What you need to do: Look for the word "refs" in the data below, and copy every line that holds it.

Record set:
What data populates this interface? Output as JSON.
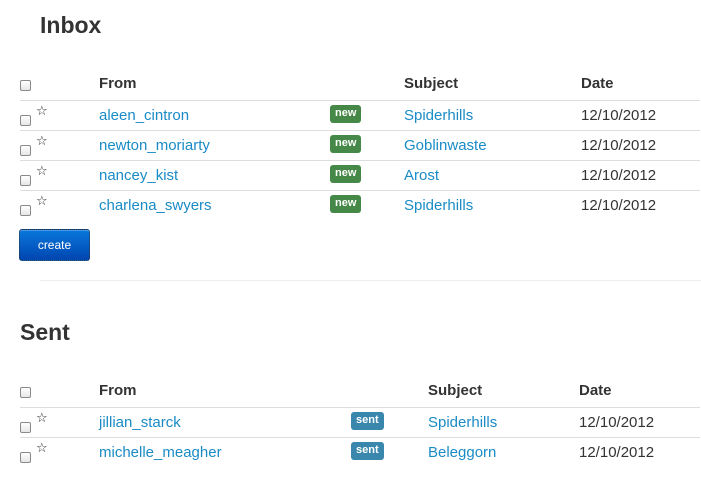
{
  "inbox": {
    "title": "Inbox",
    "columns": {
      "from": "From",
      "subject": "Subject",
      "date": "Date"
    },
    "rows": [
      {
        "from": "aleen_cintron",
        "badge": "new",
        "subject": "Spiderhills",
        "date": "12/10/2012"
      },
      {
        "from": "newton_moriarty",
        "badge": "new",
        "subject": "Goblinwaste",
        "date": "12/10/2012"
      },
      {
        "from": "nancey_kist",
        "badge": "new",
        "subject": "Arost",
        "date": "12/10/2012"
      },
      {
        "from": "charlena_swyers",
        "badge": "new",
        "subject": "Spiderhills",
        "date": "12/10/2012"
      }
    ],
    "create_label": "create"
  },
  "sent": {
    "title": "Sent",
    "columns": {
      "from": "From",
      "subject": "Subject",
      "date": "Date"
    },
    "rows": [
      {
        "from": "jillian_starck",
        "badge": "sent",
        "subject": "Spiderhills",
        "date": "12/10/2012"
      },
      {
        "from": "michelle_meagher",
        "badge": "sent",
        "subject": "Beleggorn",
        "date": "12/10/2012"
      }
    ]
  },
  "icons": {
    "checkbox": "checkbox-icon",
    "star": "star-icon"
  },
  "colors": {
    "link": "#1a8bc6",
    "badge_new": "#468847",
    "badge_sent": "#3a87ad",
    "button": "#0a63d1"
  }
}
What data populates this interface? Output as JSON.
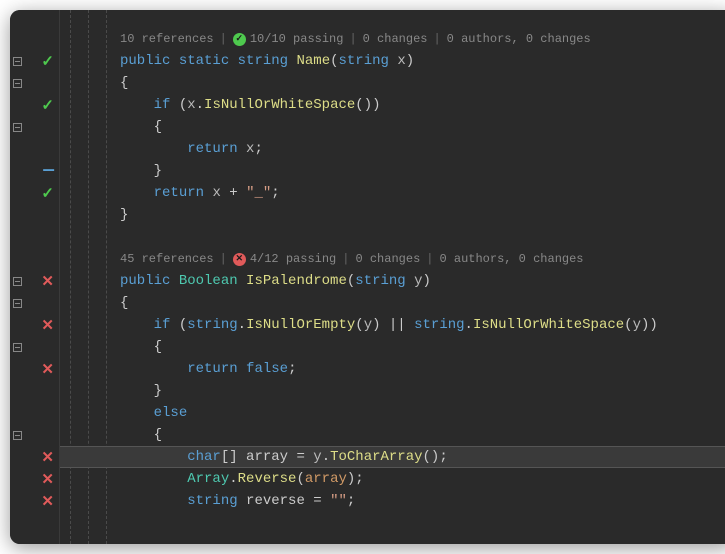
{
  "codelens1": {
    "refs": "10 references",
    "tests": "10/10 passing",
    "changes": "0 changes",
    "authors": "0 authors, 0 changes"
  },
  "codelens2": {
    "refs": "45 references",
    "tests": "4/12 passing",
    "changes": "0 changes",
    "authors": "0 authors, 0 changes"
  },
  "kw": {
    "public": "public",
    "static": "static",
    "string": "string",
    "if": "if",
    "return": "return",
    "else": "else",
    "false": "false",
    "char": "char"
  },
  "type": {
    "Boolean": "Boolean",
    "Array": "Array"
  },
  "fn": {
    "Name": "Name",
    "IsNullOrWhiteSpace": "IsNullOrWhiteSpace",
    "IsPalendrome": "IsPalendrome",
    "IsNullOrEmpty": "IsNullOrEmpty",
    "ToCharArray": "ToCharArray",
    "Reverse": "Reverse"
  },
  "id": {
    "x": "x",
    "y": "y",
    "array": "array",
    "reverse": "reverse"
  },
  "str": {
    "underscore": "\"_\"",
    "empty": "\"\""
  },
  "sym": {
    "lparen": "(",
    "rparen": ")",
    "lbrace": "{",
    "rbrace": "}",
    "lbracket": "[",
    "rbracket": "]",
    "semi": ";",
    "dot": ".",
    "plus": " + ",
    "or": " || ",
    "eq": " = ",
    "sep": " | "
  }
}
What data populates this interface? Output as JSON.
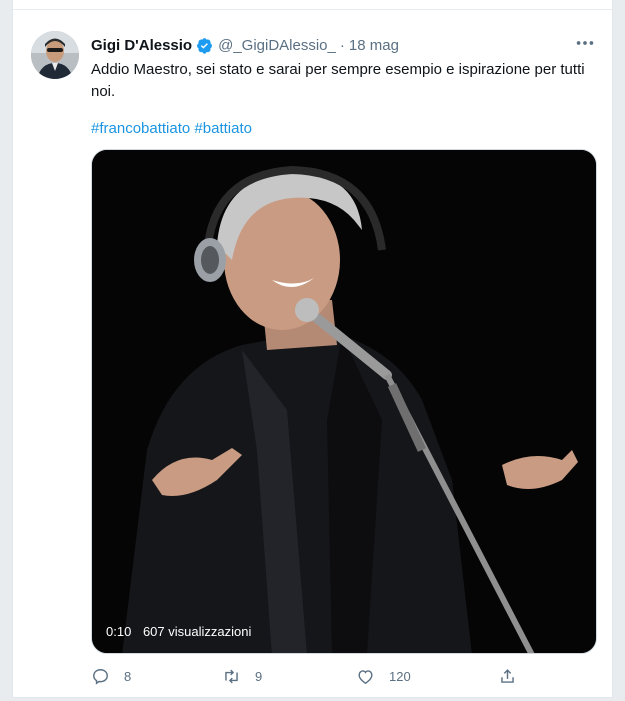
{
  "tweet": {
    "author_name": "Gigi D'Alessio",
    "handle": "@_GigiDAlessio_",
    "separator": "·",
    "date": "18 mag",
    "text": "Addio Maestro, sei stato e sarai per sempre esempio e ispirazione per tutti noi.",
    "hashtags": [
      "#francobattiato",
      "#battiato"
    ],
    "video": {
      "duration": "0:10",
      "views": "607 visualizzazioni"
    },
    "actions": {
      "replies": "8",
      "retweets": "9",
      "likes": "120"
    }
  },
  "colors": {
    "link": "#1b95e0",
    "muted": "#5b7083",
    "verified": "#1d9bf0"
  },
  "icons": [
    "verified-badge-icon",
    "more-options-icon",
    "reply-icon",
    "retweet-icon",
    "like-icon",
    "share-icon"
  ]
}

Your solution:
    "refs": "10 references",
    "refs": "45 references",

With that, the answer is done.